The DOJ report’s initial recommendation includes implementing a change from “policing to lift income to policing in partnership with a whole Ferguson community,” while job for some-more village partnerships between military and residents.
One city that appears to have found success with village policing is Atlanta. Two incidents eroded trust between a city’s residents and a military dialect over a years: a 2009 occurrence in that officers raided a happy bar while reportedly regulating derogative slurs that triggered a sovereign lawsuit, and a genocide of a 92-year-old black lady by a drug strike force group in 2006.
“We mislaid a certainty in both a black village and a GLBT community,” says Atlanta Police George Turner, who took over a group in 2010.
Turner shortly shifted a dialect toward community-based policing that compulsory military to get out of their cars, unit their neighborhoods and rivet with citizens. He given cops with less-lethal weapons like TASERs, though sought a community’s impasse in a preference first. The city currently has 4,600 notice cameras that feed into military headquarters, though a dialect asked for village submit on where they should be placed. Turner has also set adult special liaisons with a Hispanic and happy and lesbian communities.

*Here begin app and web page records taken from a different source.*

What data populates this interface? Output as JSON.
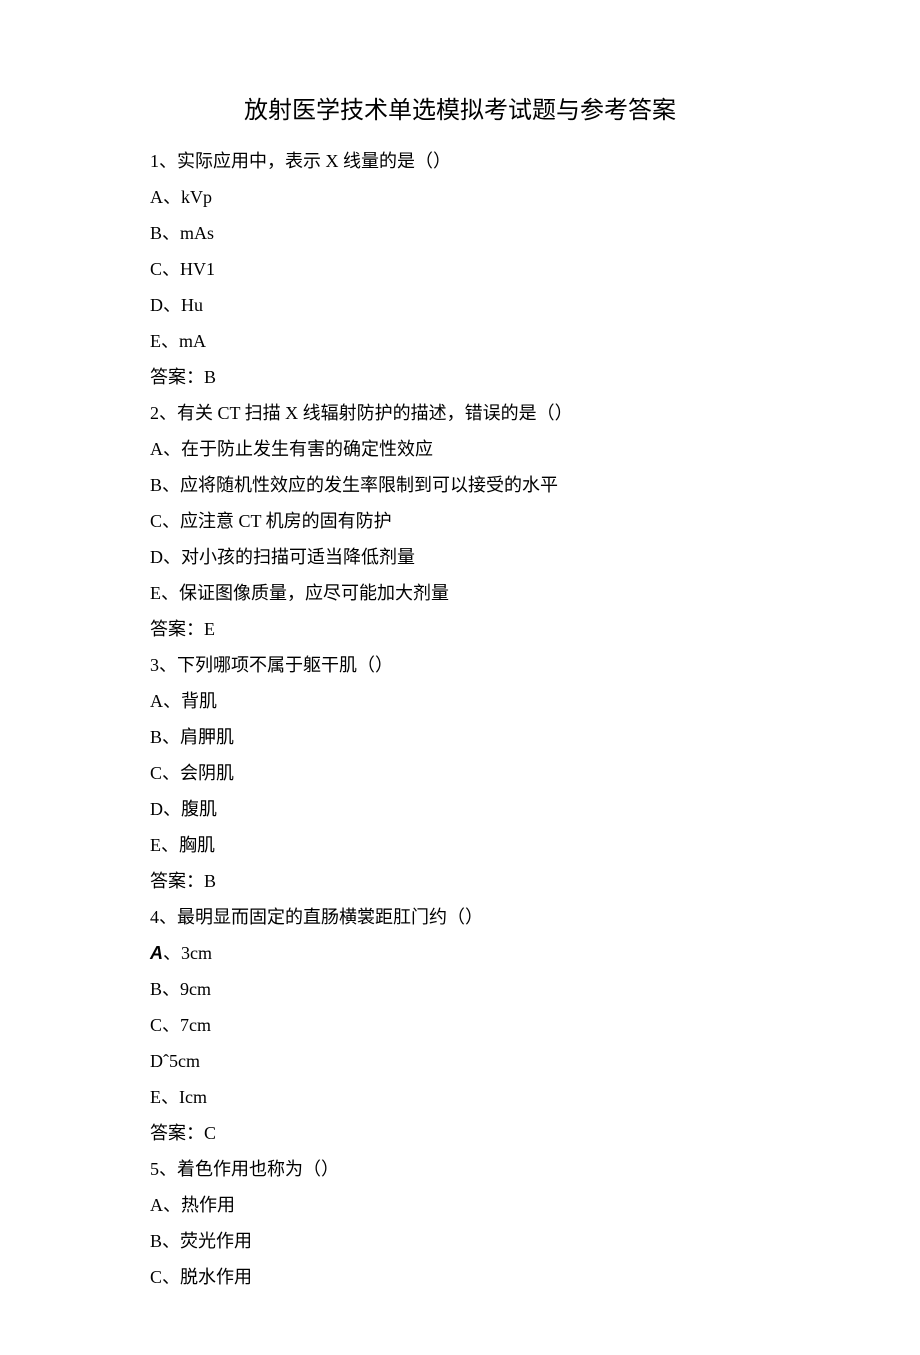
{
  "title": "放射医学技术单选模拟考试题与参考答案",
  "q1": {
    "stem": "1、实际应用中，表示 X 线量的是（）",
    "a": "A、kVp",
    "b": "B、mAs",
    "c": "C、HV1",
    "d": "D、Hu",
    "e": "E、mA",
    "ans": "答案：B"
  },
  "q2": {
    "stem": "2、有关 CT 扫描 X 线辐射防护的描述，错误的是（）",
    "a": "A、在于防止发生有害的确定性效应",
    "b": "B、应将随机性效应的发生率限制到可以接受的水平",
    "c": "C、应注意 CT 机房的固有防护",
    "d": "D、对小孩的扫描可适当降低剂量",
    "e": "E、保证图像质量，应尽可能加大剂量",
    "ans": "答案：E"
  },
  "q3": {
    "stem": "3、下列哪项不属于躯干肌（）",
    "a": "A、背肌",
    "b": "B、肩胛肌",
    "c": "C、会阴肌",
    "d": "D、腹肌",
    "e": "E、胸肌",
    "ans": "答案：B"
  },
  "q4": {
    "stem": "4、最明显而固定的直肠横裳距肛门约（）",
    "a_prefix": "A",
    "a_rest": "、3cm",
    "b": "B、9cm",
    "c": "C、7cm",
    "d": "Dˆ5cm",
    "e": "E、Icm",
    "ans": "答案：C"
  },
  "q5": {
    "stem": "5、着色作用也称为（）",
    "a": "A、热作用",
    "b": "B、荧光作用",
    "c": "C、脱水作用"
  }
}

“I consider this is a many effective way,” Turner says. “You have to work each day with village leaders. People will give we an event to examine when crises happen, though we don’t get that unless we have a attribute with people and family are built on trust.”
The dialect has been widely praised by military experts, though it’s a cautionary story nonetheless: The Atlanta Citizen Review Board indeed saw complaints go adult between 2012 and 2013, though numbers have remained fast since, according to statistics gathered by a Christian Science Monitor.
“Community policing was something that was started a prolonged time ago, and it’s morphed into village relations,” Craven says. “But departments need to get behind to a base of it, that is corner problem-solving between a military and a community. It’s some-more than carrying a BBQ or a picnic.”
The Justice Department also appears some-more peaceful to entirely behind village policing in ways it hasn’t in a past. Bob Stewart, boss of Bobcat Training and Consulting, says that in a final dual years, agree decrees—which are court-mandated orders that need military departments to follow sovereign guidelines—have increasingly endorsed initiatives that understanding with village trust and municipal oversight.
It’s expected that Ferguson will eventually be a theme of a agree decree, forcing a town’s military dialect to reform. But it’s probable that those reforms, holding place during a military dialect that gathering a inhabitant review about competition and use of force national final summer, could be a concentration of a new discussion, one about improved ways of policing.